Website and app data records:
BEGIN

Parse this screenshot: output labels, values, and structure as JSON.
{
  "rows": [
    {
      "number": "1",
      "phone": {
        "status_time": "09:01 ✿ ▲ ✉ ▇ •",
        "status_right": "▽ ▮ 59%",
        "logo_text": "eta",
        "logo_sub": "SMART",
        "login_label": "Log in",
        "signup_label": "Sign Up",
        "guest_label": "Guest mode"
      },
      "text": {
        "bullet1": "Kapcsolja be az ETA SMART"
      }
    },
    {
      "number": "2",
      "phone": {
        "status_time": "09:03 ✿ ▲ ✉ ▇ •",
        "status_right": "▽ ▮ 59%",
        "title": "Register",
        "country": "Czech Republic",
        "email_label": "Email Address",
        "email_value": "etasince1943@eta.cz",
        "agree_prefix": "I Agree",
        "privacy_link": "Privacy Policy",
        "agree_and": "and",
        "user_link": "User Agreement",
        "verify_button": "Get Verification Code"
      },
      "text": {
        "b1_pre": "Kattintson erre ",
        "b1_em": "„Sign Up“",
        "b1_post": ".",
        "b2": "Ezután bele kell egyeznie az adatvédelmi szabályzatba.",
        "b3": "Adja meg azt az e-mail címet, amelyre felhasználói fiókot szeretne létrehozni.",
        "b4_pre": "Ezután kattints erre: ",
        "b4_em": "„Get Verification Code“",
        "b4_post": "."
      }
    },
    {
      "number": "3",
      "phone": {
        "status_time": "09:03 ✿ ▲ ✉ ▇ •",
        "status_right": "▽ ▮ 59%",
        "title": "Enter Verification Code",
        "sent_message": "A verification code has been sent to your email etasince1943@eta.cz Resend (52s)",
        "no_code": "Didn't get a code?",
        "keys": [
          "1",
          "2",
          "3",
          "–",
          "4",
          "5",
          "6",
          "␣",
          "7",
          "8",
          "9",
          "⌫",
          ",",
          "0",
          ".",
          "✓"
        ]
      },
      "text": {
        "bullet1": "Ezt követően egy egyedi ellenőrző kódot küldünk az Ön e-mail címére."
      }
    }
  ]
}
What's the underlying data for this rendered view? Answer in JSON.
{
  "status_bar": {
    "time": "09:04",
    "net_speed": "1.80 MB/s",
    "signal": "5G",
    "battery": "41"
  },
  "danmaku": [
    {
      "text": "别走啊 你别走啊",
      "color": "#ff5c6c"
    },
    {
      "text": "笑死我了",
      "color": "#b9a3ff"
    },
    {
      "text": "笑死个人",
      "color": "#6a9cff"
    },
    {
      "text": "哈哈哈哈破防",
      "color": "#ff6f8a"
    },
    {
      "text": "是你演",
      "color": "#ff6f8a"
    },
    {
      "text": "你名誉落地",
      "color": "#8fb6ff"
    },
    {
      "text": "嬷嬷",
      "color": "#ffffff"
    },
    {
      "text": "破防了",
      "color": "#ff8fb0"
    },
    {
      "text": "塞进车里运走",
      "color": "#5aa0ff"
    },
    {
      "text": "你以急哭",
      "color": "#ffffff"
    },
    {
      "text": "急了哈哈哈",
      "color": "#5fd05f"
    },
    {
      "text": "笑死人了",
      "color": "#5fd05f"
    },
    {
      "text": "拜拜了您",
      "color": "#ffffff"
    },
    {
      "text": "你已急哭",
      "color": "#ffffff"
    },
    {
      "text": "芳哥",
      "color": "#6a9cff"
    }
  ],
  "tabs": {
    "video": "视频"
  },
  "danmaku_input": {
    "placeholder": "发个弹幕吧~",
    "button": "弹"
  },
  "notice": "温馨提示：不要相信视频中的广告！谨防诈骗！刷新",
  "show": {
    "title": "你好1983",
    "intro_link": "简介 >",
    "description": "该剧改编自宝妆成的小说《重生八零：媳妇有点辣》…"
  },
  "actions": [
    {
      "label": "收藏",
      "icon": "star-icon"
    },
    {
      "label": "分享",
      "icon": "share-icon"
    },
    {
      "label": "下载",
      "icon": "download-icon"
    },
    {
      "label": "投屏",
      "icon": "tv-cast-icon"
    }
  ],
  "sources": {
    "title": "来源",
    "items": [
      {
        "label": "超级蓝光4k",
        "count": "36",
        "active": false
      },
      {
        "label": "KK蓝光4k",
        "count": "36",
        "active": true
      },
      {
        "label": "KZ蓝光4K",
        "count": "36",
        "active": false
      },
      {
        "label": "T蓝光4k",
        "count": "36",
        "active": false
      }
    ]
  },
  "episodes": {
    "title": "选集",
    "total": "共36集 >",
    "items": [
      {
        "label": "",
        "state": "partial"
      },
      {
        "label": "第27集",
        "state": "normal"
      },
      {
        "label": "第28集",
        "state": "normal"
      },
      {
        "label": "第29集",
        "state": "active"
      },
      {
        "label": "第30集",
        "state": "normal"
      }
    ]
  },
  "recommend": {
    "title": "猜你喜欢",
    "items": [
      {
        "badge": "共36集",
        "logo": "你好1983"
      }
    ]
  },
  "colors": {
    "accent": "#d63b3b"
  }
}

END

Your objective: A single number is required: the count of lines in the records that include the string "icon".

Output: 4